*Assigned task*.
Report every line of the material that contains the string "JSON".

*Exercise data*.
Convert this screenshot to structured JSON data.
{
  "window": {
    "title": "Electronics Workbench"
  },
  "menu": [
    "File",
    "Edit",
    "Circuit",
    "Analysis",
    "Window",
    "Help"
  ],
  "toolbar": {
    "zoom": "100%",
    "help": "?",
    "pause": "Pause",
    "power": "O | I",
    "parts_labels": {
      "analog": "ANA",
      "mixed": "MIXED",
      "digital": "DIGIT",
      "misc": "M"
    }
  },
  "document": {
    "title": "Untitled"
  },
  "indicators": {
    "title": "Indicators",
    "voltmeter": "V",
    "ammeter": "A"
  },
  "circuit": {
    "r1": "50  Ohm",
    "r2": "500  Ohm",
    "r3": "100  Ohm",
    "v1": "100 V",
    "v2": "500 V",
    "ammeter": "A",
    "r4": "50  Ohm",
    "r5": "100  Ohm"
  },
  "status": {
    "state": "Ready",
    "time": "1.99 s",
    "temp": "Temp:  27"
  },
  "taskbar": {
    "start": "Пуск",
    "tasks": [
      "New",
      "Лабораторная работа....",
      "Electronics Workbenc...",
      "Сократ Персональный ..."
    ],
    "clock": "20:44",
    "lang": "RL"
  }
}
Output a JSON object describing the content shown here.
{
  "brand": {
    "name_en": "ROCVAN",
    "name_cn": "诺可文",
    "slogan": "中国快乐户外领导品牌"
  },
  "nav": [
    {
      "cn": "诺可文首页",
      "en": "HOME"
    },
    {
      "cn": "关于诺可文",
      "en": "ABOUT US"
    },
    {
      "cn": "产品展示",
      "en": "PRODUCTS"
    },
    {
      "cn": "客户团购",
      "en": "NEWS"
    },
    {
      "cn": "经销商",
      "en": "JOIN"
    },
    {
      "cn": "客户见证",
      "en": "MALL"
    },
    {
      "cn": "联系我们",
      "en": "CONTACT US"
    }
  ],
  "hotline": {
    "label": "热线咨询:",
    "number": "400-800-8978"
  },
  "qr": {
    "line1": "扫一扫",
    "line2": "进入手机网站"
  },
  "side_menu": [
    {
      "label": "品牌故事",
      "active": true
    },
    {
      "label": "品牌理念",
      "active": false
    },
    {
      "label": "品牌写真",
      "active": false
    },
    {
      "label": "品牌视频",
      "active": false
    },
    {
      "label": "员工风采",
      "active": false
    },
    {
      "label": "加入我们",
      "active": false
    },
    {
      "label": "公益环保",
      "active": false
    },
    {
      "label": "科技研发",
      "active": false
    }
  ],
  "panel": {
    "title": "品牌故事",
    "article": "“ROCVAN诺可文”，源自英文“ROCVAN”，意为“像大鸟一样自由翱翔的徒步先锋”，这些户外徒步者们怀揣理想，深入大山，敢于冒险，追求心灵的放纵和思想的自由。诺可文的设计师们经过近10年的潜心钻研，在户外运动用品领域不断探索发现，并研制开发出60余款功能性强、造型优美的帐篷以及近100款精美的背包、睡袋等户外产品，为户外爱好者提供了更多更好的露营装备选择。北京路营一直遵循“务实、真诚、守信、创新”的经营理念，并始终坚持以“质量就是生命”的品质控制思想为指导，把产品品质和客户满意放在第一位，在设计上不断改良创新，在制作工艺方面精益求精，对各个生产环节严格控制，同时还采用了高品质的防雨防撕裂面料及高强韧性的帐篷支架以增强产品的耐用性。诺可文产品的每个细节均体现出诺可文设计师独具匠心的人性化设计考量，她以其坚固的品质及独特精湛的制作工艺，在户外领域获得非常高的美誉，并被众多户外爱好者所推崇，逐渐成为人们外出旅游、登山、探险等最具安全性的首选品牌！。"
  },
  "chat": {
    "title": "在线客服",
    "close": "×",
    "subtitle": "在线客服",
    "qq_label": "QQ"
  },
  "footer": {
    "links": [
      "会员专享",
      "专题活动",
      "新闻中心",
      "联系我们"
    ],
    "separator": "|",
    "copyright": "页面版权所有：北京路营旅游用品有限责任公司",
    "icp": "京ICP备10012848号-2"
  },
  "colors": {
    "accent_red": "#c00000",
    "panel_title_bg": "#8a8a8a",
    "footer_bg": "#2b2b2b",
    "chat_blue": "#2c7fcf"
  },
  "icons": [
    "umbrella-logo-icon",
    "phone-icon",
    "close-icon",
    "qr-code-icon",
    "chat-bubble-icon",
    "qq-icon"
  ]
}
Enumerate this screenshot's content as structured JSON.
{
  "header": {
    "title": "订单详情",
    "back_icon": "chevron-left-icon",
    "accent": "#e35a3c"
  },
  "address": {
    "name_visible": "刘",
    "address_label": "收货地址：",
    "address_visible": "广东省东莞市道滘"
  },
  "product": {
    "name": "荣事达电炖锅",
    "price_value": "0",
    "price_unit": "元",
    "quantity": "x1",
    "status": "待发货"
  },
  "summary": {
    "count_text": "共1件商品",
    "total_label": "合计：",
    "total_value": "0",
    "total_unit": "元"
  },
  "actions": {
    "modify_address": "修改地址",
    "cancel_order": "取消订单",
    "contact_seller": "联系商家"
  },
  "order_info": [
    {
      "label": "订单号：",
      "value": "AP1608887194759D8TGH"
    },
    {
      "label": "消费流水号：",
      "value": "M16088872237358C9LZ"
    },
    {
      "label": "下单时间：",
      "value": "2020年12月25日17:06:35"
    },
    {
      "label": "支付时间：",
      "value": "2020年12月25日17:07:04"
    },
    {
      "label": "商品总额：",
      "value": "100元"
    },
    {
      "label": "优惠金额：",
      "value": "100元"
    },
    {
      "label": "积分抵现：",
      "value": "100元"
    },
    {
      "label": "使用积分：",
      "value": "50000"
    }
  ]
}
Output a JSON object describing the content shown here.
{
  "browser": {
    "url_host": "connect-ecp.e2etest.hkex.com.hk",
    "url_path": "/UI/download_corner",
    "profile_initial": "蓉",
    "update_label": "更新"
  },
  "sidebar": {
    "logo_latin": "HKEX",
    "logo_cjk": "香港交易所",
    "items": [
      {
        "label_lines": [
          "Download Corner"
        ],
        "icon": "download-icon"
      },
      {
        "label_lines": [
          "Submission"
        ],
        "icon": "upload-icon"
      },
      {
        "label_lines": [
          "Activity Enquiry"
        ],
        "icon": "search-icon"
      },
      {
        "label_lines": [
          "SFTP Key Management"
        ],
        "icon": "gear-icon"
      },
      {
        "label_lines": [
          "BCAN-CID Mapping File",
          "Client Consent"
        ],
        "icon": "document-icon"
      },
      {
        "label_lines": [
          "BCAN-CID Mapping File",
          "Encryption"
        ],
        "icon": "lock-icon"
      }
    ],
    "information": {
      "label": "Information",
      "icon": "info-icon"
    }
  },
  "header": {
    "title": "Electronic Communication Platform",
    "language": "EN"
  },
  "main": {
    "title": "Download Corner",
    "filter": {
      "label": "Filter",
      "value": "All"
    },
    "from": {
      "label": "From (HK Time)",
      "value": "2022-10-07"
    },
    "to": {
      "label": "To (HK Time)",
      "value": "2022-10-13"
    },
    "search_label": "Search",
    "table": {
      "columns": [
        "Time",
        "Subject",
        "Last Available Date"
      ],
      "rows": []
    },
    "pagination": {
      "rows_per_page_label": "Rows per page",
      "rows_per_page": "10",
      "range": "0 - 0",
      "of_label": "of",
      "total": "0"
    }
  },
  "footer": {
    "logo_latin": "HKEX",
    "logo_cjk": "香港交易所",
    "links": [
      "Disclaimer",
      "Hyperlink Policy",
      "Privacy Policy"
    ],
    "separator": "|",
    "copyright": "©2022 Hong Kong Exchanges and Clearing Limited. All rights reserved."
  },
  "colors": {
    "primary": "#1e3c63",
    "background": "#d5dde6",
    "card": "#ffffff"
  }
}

*Task response*.
Convert this screenshot to structured JSON data.
Output a JSON object describing the content shown here.
Enumerate this screenshot's content as structured JSON.
Output a JSON object describing the content shown here.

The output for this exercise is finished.